Social Work FAQs
What is social work?
Social workers help to maximize and maintain individual, family, group, and community functioning. Social work has its own body of knowledge, philosophy, values and ethics. It views people holistically, as products of their biology, psychology, and environment. A social worker might work with an individual to help improve his/her functioning, might advocate to improve conditions in a community, might work on legislative lobbying efforts on behalf of a client group.
Social work offers a great variety of job opportunities and job settings. Social workers work in mental health agencies, child welfare agencies, schools, hospitals, research settings, community agencies, federal, local and state government, advocacy groups, nursing homes, employee assistance programs, colleges and universities, private practice, outpatient clinics, HMOs, group homes, and many other settings.
Bachelor level social workers are prepared for generalist practice. They might:
- Counsel rape victims, crime victims
- Work with foster families and foster children
- Provide crisis intervention services
- Provide information referrals, and coordination of resources for individuals and families to obtain resources they need or to make decisions about family members or life transitions (obtain meals on wheels so someone can live independently, help children with special needs obtain in-home tutoring or assistance with transportation)
- Work with troubled children and their families
- Work with communities or neighborhoods to assess needs and develop resources to meet those needs (help establish a playground, or community program for seniors, for instance)
- Do intake, assessment, and/or research at mental health centers.

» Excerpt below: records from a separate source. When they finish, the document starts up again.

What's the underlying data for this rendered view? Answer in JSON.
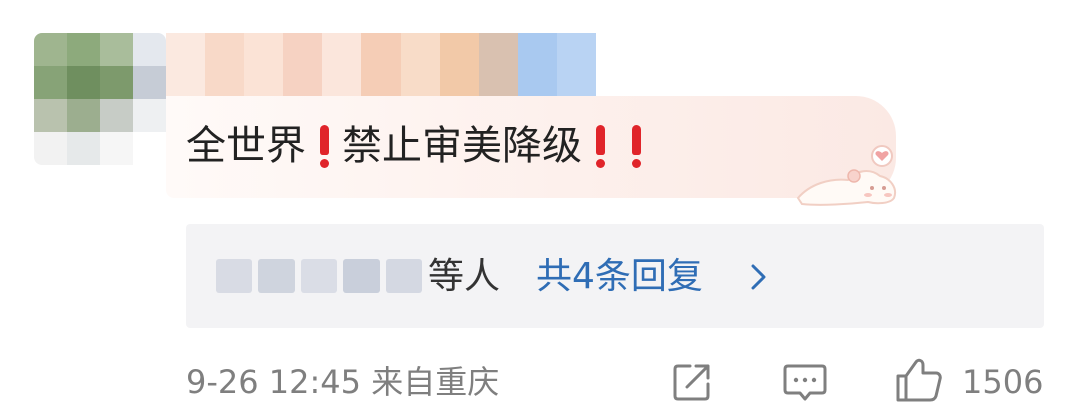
{
  "comment": {
    "parts": [
      "全世界",
      "禁止审美降级"
    ]
  },
  "replies": {
    "names_suffix": "等人",
    "count_label": "共4条回复"
  },
  "meta": {
    "timestamp": "9-26 12:45",
    "location": "来自重庆"
  },
  "actions": {
    "like_count": "1506"
  },
  "icons": {
    "exclamation": "exclamation-icon",
    "chevron": "chevron-right-icon",
    "share": "share-icon",
    "comment": "comment-icon",
    "like": "thumbs-up-icon"
  },
  "colors": {
    "link": "#2f6db5",
    "exclamation": "#e0242a",
    "meta_text": "#7f7f7f",
    "reply_bg": "#f3f3f5"
  }
}
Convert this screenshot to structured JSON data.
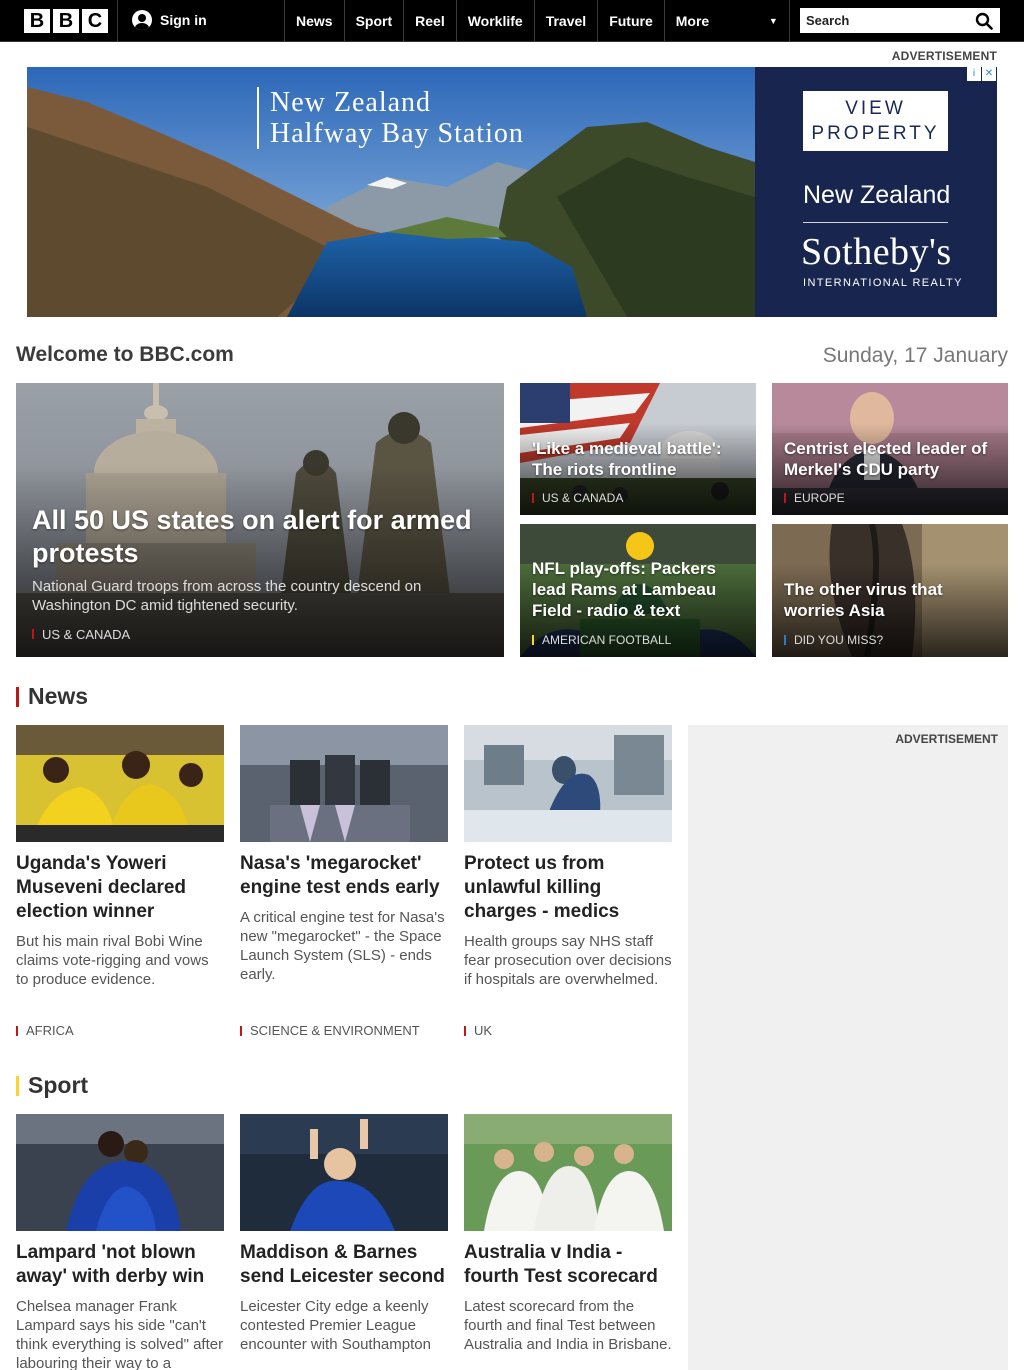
{
  "brand": {
    "letters": [
      "B",
      "B",
      "C"
    ]
  },
  "header": {
    "signin_label": "Sign in",
    "nav": [
      "News",
      "Sport",
      "Reel",
      "Worklife",
      "Travel",
      "Future"
    ],
    "more_label": "More",
    "search_placeholder": "Search"
  },
  "top_ad": {
    "label": "ADVERTISEMENT",
    "title_line1": "New Zealand",
    "title_line2": "Halfway Bay Station",
    "cta": "VIEW PROPERTY",
    "region": "New Zealand",
    "brand": "Sotheby's",
    "brand_sub": "INTERNATIONAL REALTY",
    "choices_info": "i",
    "choices_close": "✕"
  },
  "welcome": {
    "title": "Welcome to BBC.com",
    "date": "Sunday, 17 January"
  },
  "hero": {
    "headline": "All 50 US states on alert for armed protests",
    "summary": "National Guard troops from across the country descend on Washington DC amid tightened security.",
    "tag": "US & CANADA"
  },
  "top_cards": [
    {
      "headline": "'Like a medieval battle': The riots frontline",
      "tag": "US & CANADA"
    },
    {
      "headline": "Centrist elected leader of Merkel's CDU party",
      "tag": "EUROPE"
    },
    {
      "headline": "NFL play-offs: Packers lead Rams at Lambeau Field - radio & text",
      "tag": "AMERICAN FOOTBALL"
    },
    {
      "headline": "The other virus that worries Asia",
      "tag": "DID YOU MISS?"
    }
  ],
  "news": {
    "title": "News",
    "ad_label": "ADVERTISEMENT",
    "stories": [
      {
        "headline": "Uganda's Yoweri Museveni declared election winner",
        "summary": "But his main rival Bobi Wine claims vote-rigging and vows to produce evidence.",
        "tag": "AFRICA"
      },
      {
        "headline": "Nasa's 'megarocket' engine test ends early",
        "summary": "A critical engine test for Nasa's new \"megarocket\" - the Space Launch System (SLS) - ends early.",
        "tag": "SCIENCE & ENVIRONMENT"
      },
      {
        "headline": "Protect us from unlawful killing charges - medics",
        "summary": "Health groups say NHS staff fear prosecution over decisions if hospitals are overwhelmed.",
        "tag": "UK"
      }
    ]
  },
  "sport": {
    "title": "Sport",
    "stories": [
      {
        "headline": "Lampard 'not blown away' with derby win",
        "summary": "Chelsea manager Frank Lampard says his side \"can't think everything is solved\" after labouring their way to a"
      },
      {
        "headline": "Maddison & Barnes send Leicester second",
        "summary": "Leicester City edge a keenly contested Premier League encounter with Southampton"
      },
      {
        "headline": "Australia v India - fourth Test scorecard",
        "summary": "Latest scorecard from the fourth and final Test between Australia and India in Brisbane."
      }
    ]
  },
  "colors": {
    "news_accent": "#bb1919",
    "sport_accent": "#ffd230",
    "culture_accent": "#2e7dc1",
    "sport_tag_accent": "#ffd230"
  }
}
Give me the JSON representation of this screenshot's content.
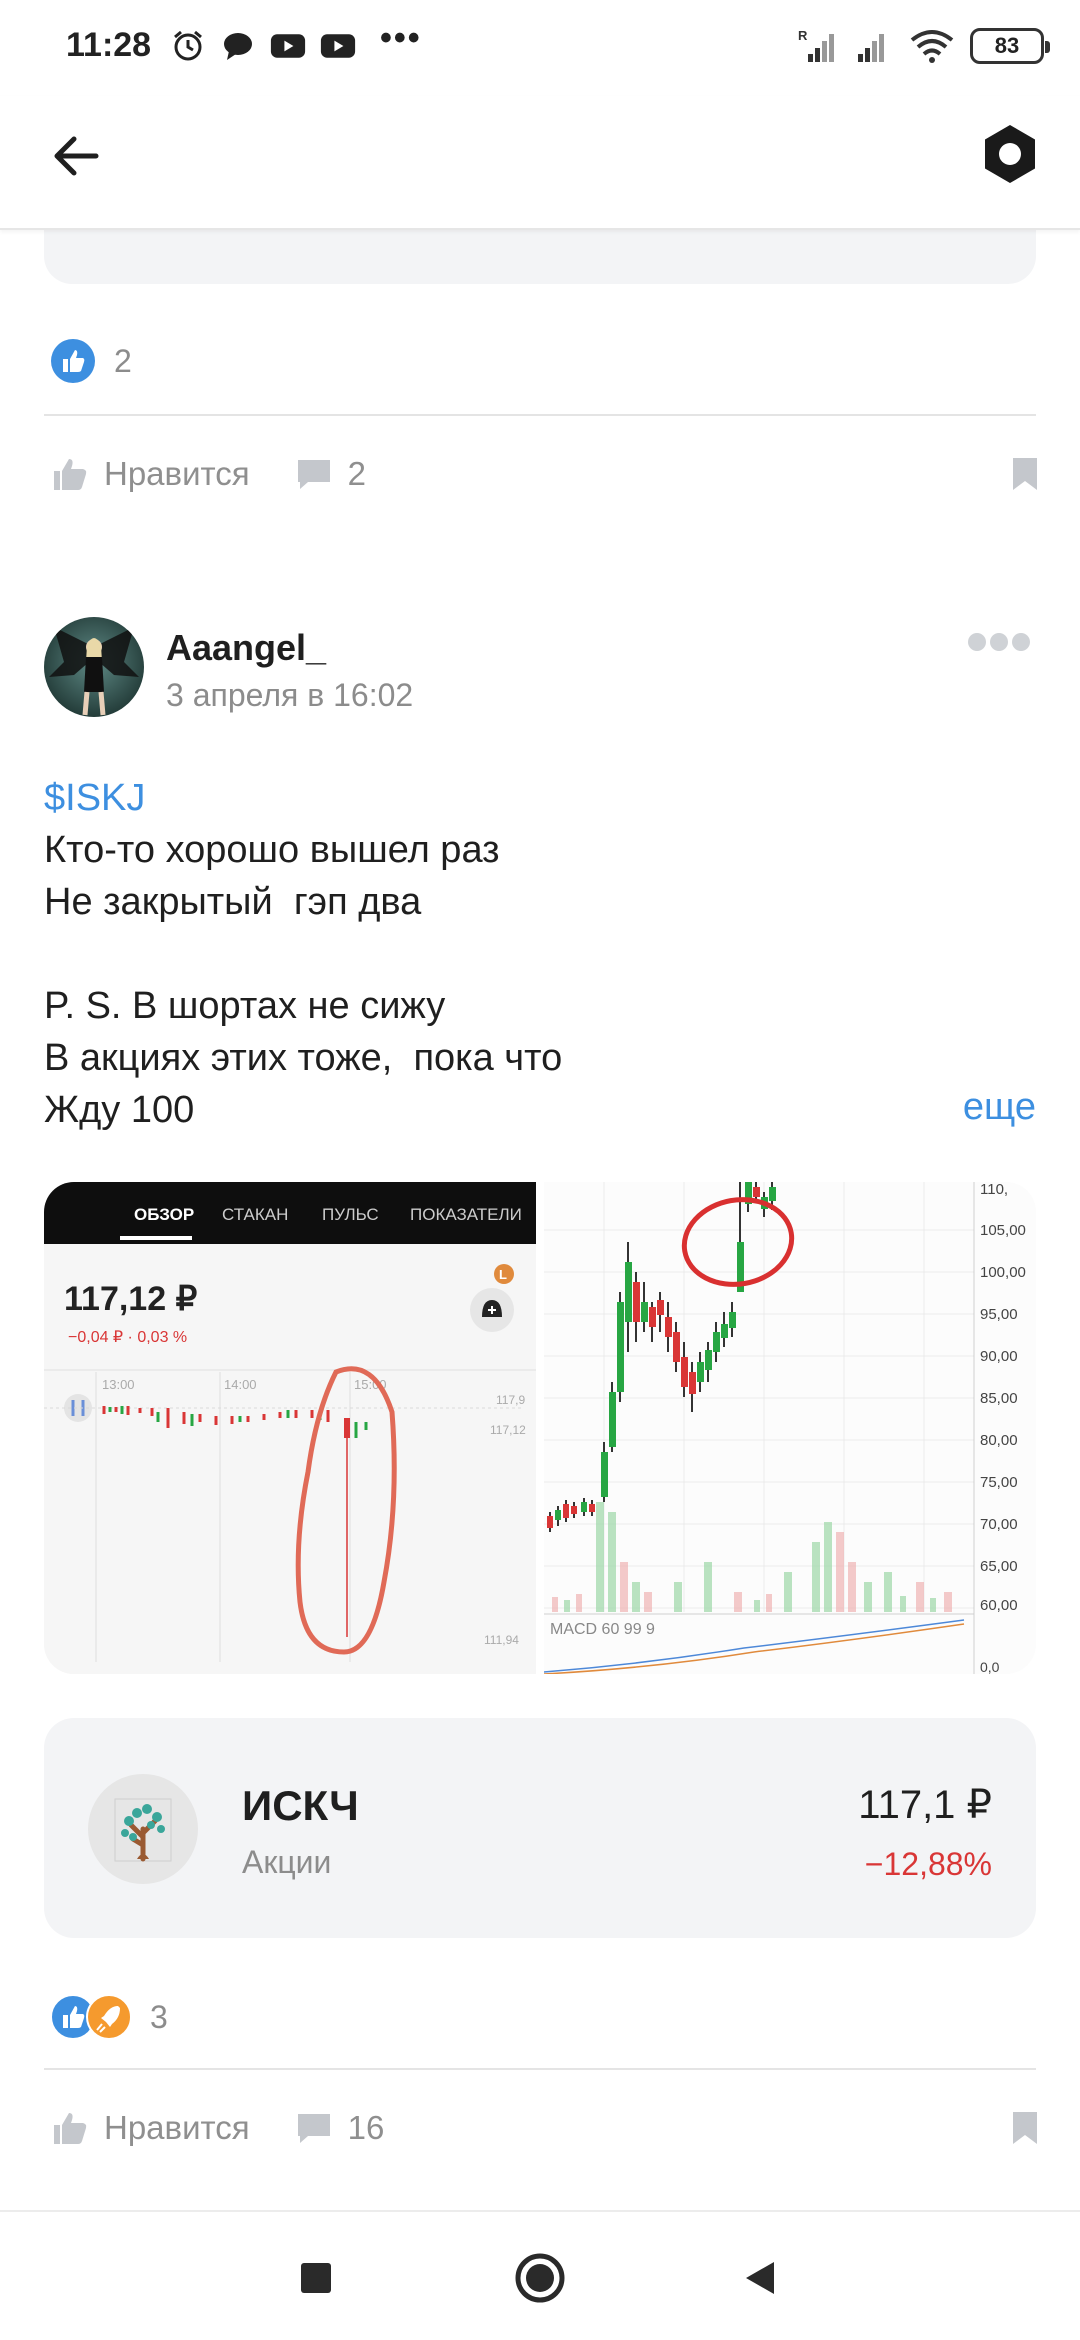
{
  "status_bar": {
    "time": "11:28",
    "battery": "83",
    "more": "•••"
  },
  "app_bar": {
    "back_icon": "arrow-left-icon",
    "settings_icon": "hexagon-icon"
  },
  "prev_post": {
    "reaction_count": "2",
    "like_label": "Нравится",
    "comment_count": "2"
  },
  "post": {
    "author_name": "Aaangel_",
    "date": "3 апреля в 16:02",
    "ticker": "$ISKJ",
    "lines": [
      "Кто-то хорошо вышел раз",
      "Не закрытый  гэп два",
      "",
      "P. S. В шортах не сижу",
      "В акциях этих тоже,  пока что",
      "Жду 100"
    ],
    "more_label": "еще",
    "reaction_count": "3",
    "like_label": "Нравится",
    "comment_count": "16"
  },
  "screenshot1": {
    "tabs": [
      "ОБЗОР",
      "СТАКАН",
      "ПУЛЬС",
      "ПОКАЗАТЕЛИ"
    ],
    "price": "117,12 ₽",
    "change": "−0,04 ₽ · 0,03 %",
    "times": [
      "13:00",
      "14:00",
      "15:00"
    ],
    "price_hi": "117,9",
    "price_cur": "117,12",
    "price_lo": "111,94",
    "badge": "L"
  },
  "screenshot2": {
    "axis": [
      "110,",
      "105,00",
      "100,00",
      "95,00",
      "90,00",
      "85,00",
      "80,00",
      "75,00",
      "70,00",
      "65,00",
      "60,00"
    ],
    "macd_label": "MACD 60 99 9",
    "bottom_label": "0,0"
  },
  "stock": {
    "name": "ИСКЧ",
    "type": "Акции",
    "price": "117,1 ₽",
    "change": "−12,88%"
  },
  "colors": {
    "accent": "#3d8fe0",
    "negative": "#d93636",
    "muted": "#8c8c8c",
    "card_bg": "#f3f4f6"
  }
}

Many employers report that they prefer to hire BSWs over applicants with other undergraduate degrees for social service jobs. BSWs bring specific professional skills, knowledge, and values to the agencies in which they work.
A BSW prepares you for graduate school in social work (many give advanced standing to students who hold BSWs), psychology, or any social science. BSWs have gone on to law school, medical school, and into many other fields.
- If you want to be prepared for a profession when you graduate, consider a BSW.
- If you want to explore whether you might like some aspect of human services as a career choice before going to graduate school, consider a BSW.
- If you want to go graduate school in social work, definitely consider a BSW.
Why social work at Chatham?
Our faculty bring a variety of professional interests and experience to their teaching. They all bring “real-life” experience working as social workers to their teaching. We also bring practicing social workers from the community to the College as guest lecturers and adjunct faculty.
With small classes, you will work closely with the social work faculty as you develop knowledge and skills in a way that is tailored to your interests and needs. Your input and involvement is very important to our program. As with all Chatham faculty, the social work faculty members are accessible, approachable, and available to students.
A BSW student at Chatham does a 12-credit field placement in her senior year, working under the supervision of a master’s level person. Our Field Director makes several visits each semester to field placements. She works closely with both the student and the field supervisor to ensure that the student develops professional knowledge and skills. During weekly seminars with the social work faculty, the field experience is integrated with classroom learning.
Preparation for professional social work practice necessitates a broad range of courses. Accreditation requirements preclude interdisciplinary majors. There is no social work minor. A student interested in the social work major is advised to meet with a member of the faculty early in her academic career to develop a course sequence plan.